What the task requires
If a line in the listing contains "number", copy it out whole.

The data
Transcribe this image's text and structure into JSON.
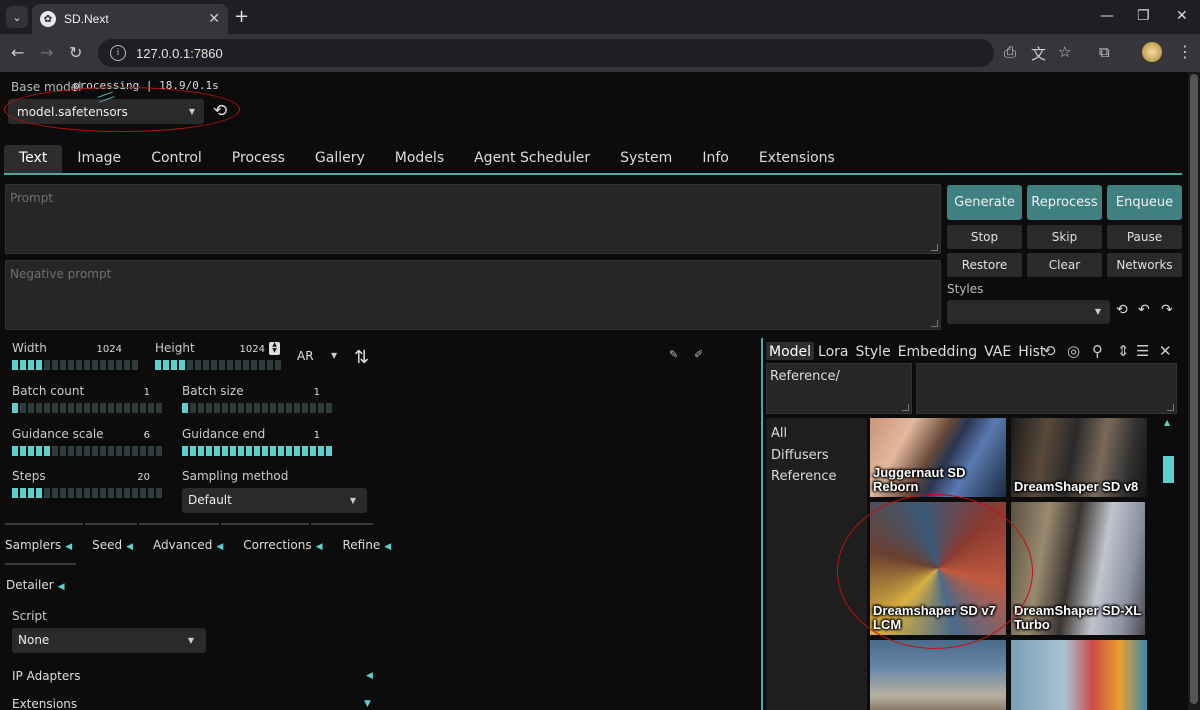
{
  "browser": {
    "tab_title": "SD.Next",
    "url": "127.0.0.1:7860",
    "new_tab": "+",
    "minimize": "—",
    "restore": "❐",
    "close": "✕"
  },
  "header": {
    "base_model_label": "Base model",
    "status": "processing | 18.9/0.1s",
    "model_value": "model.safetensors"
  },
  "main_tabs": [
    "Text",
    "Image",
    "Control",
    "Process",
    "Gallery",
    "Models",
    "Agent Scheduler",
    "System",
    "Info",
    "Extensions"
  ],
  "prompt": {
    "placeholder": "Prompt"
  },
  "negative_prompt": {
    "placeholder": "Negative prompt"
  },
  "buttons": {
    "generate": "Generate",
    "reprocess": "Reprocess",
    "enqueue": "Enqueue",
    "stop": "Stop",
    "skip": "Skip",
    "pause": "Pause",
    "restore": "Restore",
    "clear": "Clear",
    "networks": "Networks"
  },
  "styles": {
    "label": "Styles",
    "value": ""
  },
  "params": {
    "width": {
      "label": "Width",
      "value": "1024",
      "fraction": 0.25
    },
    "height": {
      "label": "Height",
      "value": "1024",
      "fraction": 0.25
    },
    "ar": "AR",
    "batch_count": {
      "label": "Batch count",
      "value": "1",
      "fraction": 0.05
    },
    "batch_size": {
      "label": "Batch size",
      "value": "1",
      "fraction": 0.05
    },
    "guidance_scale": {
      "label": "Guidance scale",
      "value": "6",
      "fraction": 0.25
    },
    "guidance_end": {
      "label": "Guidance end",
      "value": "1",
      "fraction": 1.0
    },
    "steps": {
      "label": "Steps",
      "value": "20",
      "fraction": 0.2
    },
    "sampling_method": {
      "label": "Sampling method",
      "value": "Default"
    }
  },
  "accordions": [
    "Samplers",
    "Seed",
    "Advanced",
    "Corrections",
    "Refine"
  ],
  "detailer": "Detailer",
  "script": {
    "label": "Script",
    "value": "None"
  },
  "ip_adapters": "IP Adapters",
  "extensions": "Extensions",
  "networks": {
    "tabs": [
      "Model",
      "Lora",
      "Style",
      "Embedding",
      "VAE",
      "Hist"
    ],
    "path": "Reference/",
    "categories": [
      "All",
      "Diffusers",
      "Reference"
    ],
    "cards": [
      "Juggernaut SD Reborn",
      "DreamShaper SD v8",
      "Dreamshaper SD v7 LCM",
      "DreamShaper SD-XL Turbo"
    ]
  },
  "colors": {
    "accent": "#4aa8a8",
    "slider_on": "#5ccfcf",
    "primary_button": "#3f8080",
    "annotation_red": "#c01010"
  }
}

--

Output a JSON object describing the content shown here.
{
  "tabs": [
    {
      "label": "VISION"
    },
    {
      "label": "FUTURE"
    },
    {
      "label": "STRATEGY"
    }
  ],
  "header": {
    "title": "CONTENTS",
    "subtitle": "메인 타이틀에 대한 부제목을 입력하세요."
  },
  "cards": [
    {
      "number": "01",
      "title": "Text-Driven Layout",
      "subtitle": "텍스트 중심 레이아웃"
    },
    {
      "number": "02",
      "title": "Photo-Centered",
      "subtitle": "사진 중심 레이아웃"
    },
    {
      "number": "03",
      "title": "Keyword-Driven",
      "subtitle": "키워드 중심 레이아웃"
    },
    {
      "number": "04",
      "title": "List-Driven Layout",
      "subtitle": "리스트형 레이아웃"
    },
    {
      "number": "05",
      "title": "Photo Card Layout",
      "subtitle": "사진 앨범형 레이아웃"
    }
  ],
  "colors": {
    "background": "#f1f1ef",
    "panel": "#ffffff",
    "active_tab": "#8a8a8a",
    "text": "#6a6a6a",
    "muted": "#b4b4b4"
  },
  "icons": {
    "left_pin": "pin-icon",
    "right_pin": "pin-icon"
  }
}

Output for this exercise
      "number": "01",
      "number": "02",
      "number": "03",
      "number": "04",
      "number": "05",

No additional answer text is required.